During the presidency of George W. Bush, the minimum wage in the United States experienced two significant increases. In 2007, the minimum wage was raised from $5.15 to $7.25 per hour, the first federal increase in a decade. In 2008, the minimum wage was further raised as part of the Emergency Economic Stabilization Act. These increases aimed to improve the living standards of low-income workers, combat poverty, reduce inequality, and stimulate consumer spending. While there were critics who argued that higher wages could lead to job loss and harm small businesses, the precedent set by the Bush administration in addressing income disparity continues to shape discussions and actions on minimum wage policies.
Examining the Precedent of Bush Minimum Wage Increase in Past Presidential Terms
The minimum wage is a hotly debated topic in national economic policies. It directly affects low-wage workers and has been subject to changes over the years. In this article, we will examine the precedent set by the Bush administration regarding the minimum wage increase during his presidential terms.
Bush Minimum Wage Increase
During the tenure of President George W. Bush, the minimum wage experienced two significant increases. The first increase occurred in 2007 when the minimum wage was raised from $5.15 to $7.25 per hour. This was the first federal minimum wage increase in a decade. The second increase took place in 2008 as part of the Emergency Economic Stabilization Act, which further raised the minimum wage.
Impact of Minimum Wage Increase
The minimum wage increase during the Bush administration aimed to improve the standard of living for low-income workers. Proponents argue that raising the minimum wage can combat poverty, reduce income inequality, and stimulate consumer spending. It also encourages individuals to join the workforce by making low-wage jobs more financially viable. However, critics contend that higher wage costs could lead to job loss and negatively impact small businesses.
Assessing the Precedent
The Bush administration’s decision to increase the minimum wage set a precedent for taking action to address income disparity. It demonstrated a recognition of the need to ensure fair compensation for low-wage workers. The increases were relatively substantial and had a meaningful impact on millions of individuals employed in minimum-wage jobs. This precedent carries forward into subsequent presidential terms, shaping discussions and actions on minimum wage policies.
1. Did the minimum wage increase during every presidential term?
No, the minimum wage does not increase during every presidential term. The decision to adjust the minimum wage is dependent on various factors, including economic conditions and political priorities.
2. How often has the minimum wage been increased historically?
The minimum wage has increased multiple times throughout history. The frequency of these increases varies, depending on the prevailing economic climate and political landscape.
3. Did the minimum wage increases under the Bush administration face any opposition?
Yes, the minimum wage increases under the Bush administration faced opposition from certain conservative groups and business associations.
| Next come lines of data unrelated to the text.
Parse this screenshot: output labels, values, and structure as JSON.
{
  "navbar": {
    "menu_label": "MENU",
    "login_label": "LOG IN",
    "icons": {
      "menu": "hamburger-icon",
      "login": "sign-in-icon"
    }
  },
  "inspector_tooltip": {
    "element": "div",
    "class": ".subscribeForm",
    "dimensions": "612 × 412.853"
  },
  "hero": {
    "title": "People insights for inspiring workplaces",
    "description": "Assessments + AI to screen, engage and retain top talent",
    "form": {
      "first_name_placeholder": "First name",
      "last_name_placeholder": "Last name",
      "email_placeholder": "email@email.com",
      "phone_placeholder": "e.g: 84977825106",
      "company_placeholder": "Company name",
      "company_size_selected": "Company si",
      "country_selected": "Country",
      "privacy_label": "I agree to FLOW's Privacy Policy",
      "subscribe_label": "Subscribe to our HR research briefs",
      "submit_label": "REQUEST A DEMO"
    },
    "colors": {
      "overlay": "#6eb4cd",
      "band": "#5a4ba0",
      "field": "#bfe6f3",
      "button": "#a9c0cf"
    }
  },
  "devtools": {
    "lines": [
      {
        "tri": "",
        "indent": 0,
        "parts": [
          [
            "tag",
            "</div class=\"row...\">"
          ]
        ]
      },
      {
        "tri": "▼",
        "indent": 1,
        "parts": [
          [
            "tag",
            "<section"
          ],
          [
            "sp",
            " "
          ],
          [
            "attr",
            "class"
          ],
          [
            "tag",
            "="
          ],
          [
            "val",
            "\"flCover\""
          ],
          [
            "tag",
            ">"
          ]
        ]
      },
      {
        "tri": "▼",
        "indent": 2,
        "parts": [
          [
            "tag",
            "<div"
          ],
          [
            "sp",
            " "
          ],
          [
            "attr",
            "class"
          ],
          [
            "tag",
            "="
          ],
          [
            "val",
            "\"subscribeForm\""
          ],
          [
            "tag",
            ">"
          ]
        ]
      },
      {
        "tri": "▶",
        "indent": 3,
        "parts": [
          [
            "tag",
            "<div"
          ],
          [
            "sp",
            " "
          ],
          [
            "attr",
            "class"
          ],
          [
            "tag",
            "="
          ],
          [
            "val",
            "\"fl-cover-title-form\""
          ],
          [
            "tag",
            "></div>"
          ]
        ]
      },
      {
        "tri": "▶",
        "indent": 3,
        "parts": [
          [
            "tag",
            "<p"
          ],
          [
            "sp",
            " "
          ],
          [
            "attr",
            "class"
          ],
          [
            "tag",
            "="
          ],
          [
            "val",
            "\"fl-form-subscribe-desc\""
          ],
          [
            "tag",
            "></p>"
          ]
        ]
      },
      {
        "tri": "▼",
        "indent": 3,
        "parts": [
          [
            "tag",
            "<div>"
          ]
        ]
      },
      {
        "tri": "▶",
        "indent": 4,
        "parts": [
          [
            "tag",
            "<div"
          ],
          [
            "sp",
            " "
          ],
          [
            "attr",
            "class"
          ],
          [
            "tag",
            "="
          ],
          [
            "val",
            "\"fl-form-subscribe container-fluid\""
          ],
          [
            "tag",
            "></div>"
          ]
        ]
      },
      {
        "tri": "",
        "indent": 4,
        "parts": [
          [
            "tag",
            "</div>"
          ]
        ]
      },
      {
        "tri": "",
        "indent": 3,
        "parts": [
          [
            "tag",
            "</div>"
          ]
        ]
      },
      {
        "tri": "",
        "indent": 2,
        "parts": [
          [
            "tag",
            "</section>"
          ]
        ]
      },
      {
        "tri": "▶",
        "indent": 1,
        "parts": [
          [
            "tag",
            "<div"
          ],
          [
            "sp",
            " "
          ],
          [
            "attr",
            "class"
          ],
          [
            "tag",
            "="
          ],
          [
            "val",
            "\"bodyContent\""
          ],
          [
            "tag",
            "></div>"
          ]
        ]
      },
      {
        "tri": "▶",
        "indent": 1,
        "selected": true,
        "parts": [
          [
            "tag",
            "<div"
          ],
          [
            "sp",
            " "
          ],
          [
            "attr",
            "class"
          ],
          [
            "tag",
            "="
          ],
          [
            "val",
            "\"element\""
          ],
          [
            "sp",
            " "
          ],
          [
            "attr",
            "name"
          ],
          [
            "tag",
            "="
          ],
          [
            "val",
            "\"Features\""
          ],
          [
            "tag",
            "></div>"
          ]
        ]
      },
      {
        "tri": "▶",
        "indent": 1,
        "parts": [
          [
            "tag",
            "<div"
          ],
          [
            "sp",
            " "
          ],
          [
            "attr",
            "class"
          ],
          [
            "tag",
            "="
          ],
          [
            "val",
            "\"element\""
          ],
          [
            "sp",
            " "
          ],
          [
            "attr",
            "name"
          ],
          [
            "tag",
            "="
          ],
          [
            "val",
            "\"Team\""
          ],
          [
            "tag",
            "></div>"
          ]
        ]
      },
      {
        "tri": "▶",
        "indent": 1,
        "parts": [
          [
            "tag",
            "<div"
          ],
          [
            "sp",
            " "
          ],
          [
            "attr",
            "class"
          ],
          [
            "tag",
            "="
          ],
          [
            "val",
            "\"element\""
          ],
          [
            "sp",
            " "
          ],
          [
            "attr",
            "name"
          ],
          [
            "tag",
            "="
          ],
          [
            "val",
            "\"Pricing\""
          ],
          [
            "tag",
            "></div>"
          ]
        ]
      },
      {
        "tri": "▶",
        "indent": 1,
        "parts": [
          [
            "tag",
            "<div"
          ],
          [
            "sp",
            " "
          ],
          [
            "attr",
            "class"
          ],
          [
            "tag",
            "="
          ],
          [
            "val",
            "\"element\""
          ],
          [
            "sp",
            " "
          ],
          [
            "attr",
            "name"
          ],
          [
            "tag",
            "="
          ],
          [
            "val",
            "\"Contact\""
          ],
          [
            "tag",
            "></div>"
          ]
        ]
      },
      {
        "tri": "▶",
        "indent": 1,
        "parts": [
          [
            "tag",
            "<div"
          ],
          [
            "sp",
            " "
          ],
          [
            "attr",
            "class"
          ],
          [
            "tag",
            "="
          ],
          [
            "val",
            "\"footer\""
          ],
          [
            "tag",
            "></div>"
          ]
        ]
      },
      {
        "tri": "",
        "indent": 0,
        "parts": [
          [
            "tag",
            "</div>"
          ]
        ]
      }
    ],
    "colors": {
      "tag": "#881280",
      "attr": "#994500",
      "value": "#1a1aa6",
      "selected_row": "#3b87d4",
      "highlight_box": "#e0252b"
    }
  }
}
Critics argued that higher wages would lead to job cuts and potentially harm small businesses.
4. Did the minimum wage increases benefit all workers?
While the minimum wage increases aimed to benefit low-wage workers, it indirectly impacted the overall wage structure. By raising the bottom end of the wage scale, some workers who were earning slightly above the minimum wage also experienced a wage hike.
5. Can the precedent set by the Bush administration’s minimum wage increase be reversed?
Yes, any precedent set by a presidential administration can be reversed through legislative actions. However, reversing such precedence usually requires substantial political effort and justifications.
Examining the Bush administration’s minimum wage increase reveals its place in the broader context of addressing income inequality. The decision to raise the minimum wage demonstrated a commitment to improve the financial circumstances of low-wage workers. While there are ongoing debates about the impacts of minimum wage increases, the precedent set by the Bush administration contributes to the ongoing discussions surrounding fair compensation and economic equity.